CLEMSON ROLLS ALABAMA
Tigers clearly Tide’s equal
SANTA CLARA, Calif. – The moment you knew that Nick Saban knew what was happening to his team arrived with the subtlety of a crystal football being smashed by a sledgehammer. It stunned with the force of an electrical storm, and it shook a sport that he has owned for a decade to its core.
The greatest college football coach of all time, the man leads a program that has never given up on a big game and pulled out so many that once seemed to be slipping away, finally panicked. He ran out of answers. He admitted that Dabo Swinney and the Clemson Tigers were not only going to rout Alabama for the national championship but that they had essentially hacked the machine.
Alabama’s hopeless fake field goal to end its opening drive of the third quarter wasn’t the biggest play in Clemson’s surgical 44-16 victory Jan. 7 at Levi’s Stadium, but it was the most telling. For once, Saban knew he didn’t have the better football team. He didn’t have the better coaching staff. And unlike any game he had ever coached since bringing Alabama back to superpower status, he didn’t have a prayer without a few tricks.
But Clemson wasn’t fooled. And now college football officially has a double dynasty.
The College Football Playoff has turned 5 years old. The national championship count in this new era is now Alabama 2, Clemson 2. It doesn’t erase what Saban did before the playoff and the five overall titles he has won with the Crimson Tide. But it does illustrate that the torch, if not passed, is now shared.
There’s so many great coaches who are so deserving of a moment like this and never get to experience it,” Swinney said. “We beat Notre Dame and Alabama, we left no doubt and we walk off this field as the first 15-0 team in history.”
Clemson is the program that deserves all of the mystique and every bit of the benefit of the doubt. It took a bunch of freshman playmakers and made Alabama’s defense look silly at every turn. It lost its best defensive lineman before the playoff and still made quarterback Tua Tagovailoa a gaffe machine.
“We’re all laying it on the line for each other,” said Clemson quarterback Trevor Lawrence. “It’s easier when everyone is giving 100 percent.”
The numbers are going to be dissected for months. From the 31 points Clemson put up in the first half to the massive lead in the second half that the Tigers kept building and building, there were all kinds of unwanted firsts for a Saban team.

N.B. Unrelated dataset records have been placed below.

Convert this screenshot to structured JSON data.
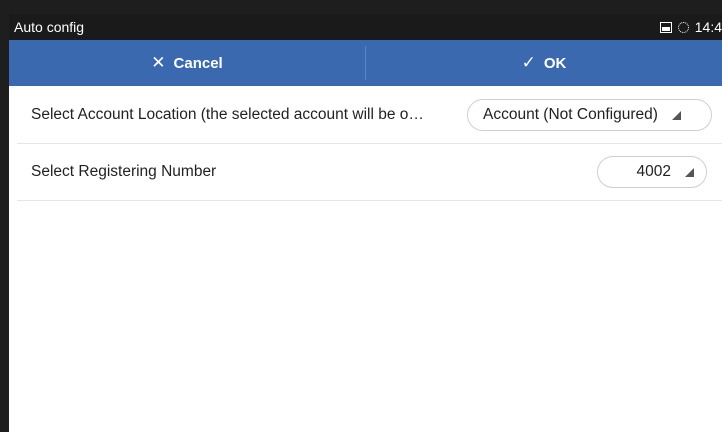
{
  "statusbar": {
    "title": "Auto config",
    "time": "14:4"
  },
  "actionbar": {
    "cancel_label": "Cancel",
    "ok_label": "OK"
  },
  "rows": [
    {
      "label": "Select Account Location (the selected account will be o…",
      "value": "Account (Not Configured)"
    },
    {
      "label": "Select Registering Number",
      "value": "4002"
    }
  ],
  "colors": {
    "accent": "#3a69b0",
    "statusbar": "#1a1a1a"
  }
}
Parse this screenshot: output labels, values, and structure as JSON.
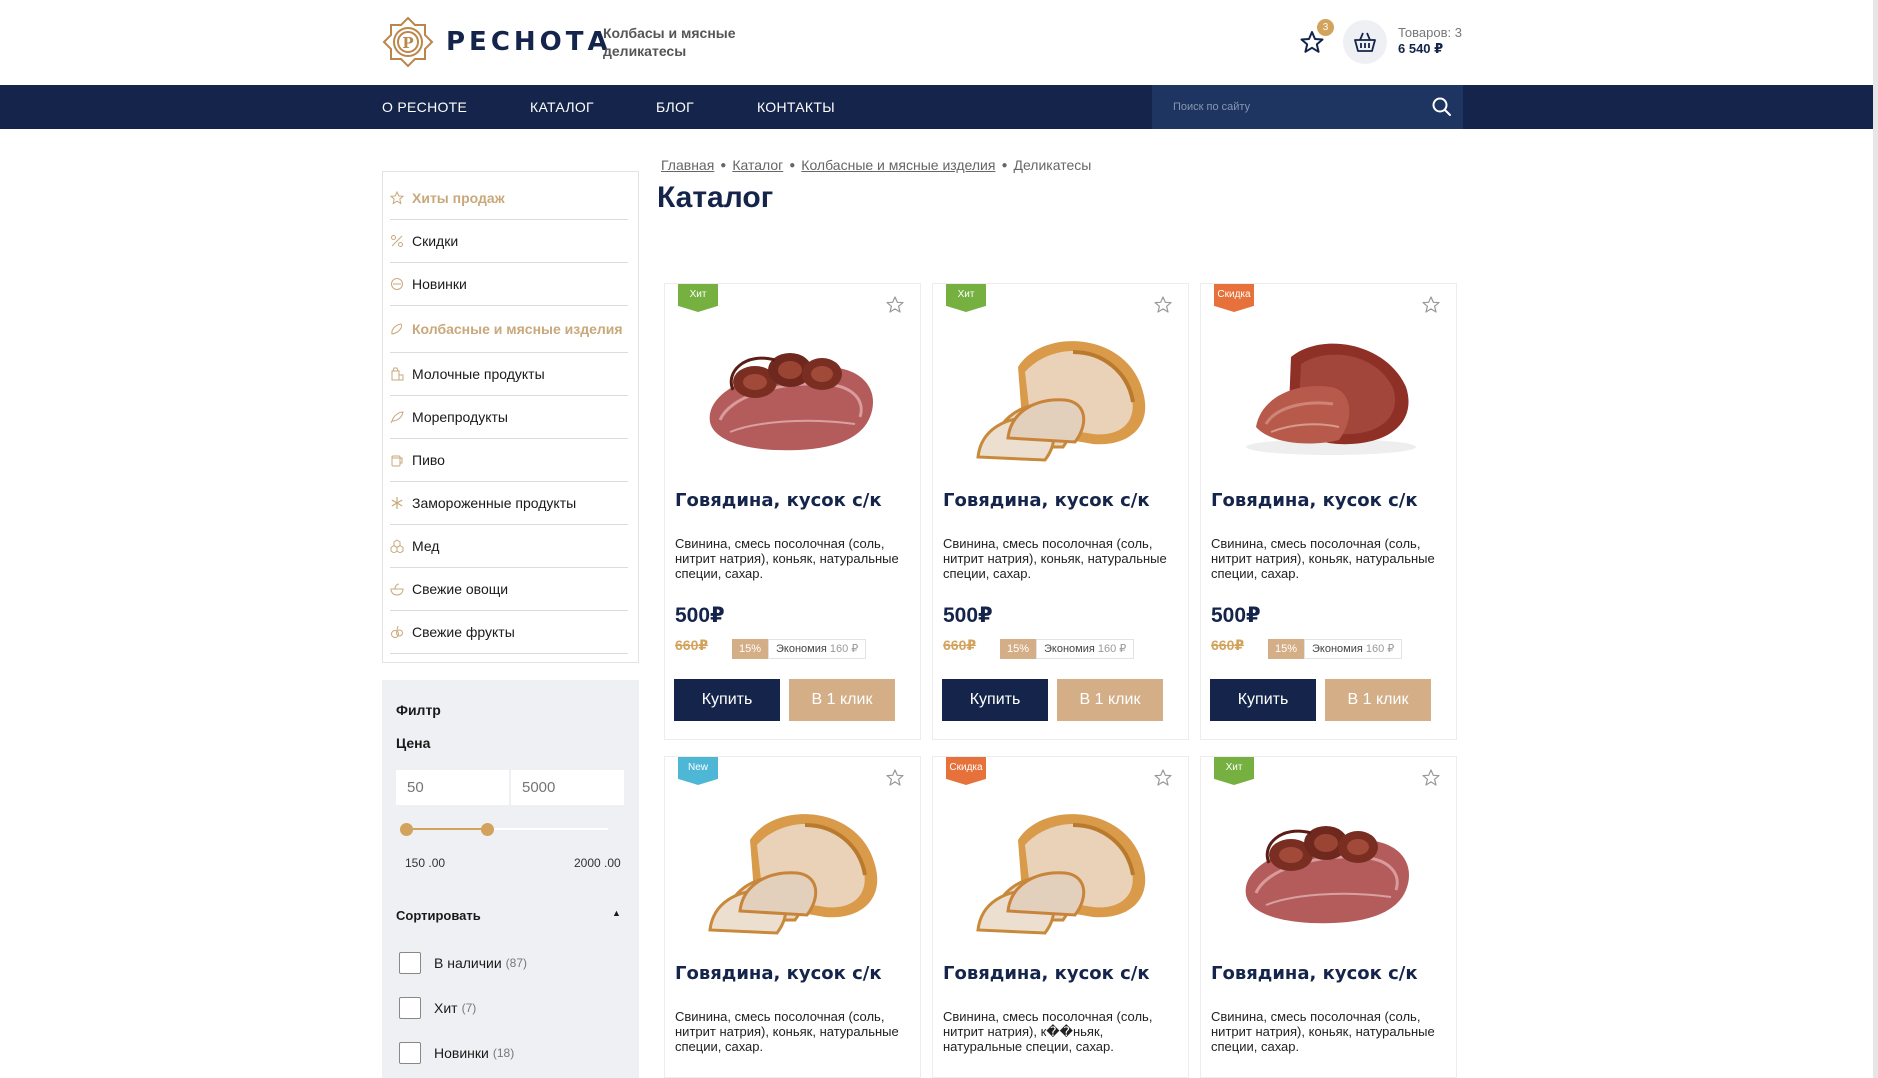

But the most important point that will carry into the offseason is that this performance wasn’t a fluke, nor is Clemson a oneoff. When Alabama lost to the Tigers in 2016, the national takeaway was that Deshaun Watson’s one-of-a-kind brilliance was responsible for closing the gap and couldn’t be replicated as long as Saban was still around.
But now, that argument is done forever. Clemson, as of today, is the more complete program. And that isn’t just about players like Lawrence, who made elite third-down throws while avoiding the mistakes that Tagovailoa made. It was a maligned Clemson offensive line that simply manhandled the vaunted Alabama defensive front. It was Clemson’s receivers leaving Alabama defenders in the dust.
Alabama can still win championships as long as Saban coaches, but the earth moved underneath his feet. Swinney is the new king of college football.
Clemson running back Travis Etienne celebrates one of his three touchdowns in the national title game with defensive lineman Christian Wilkins.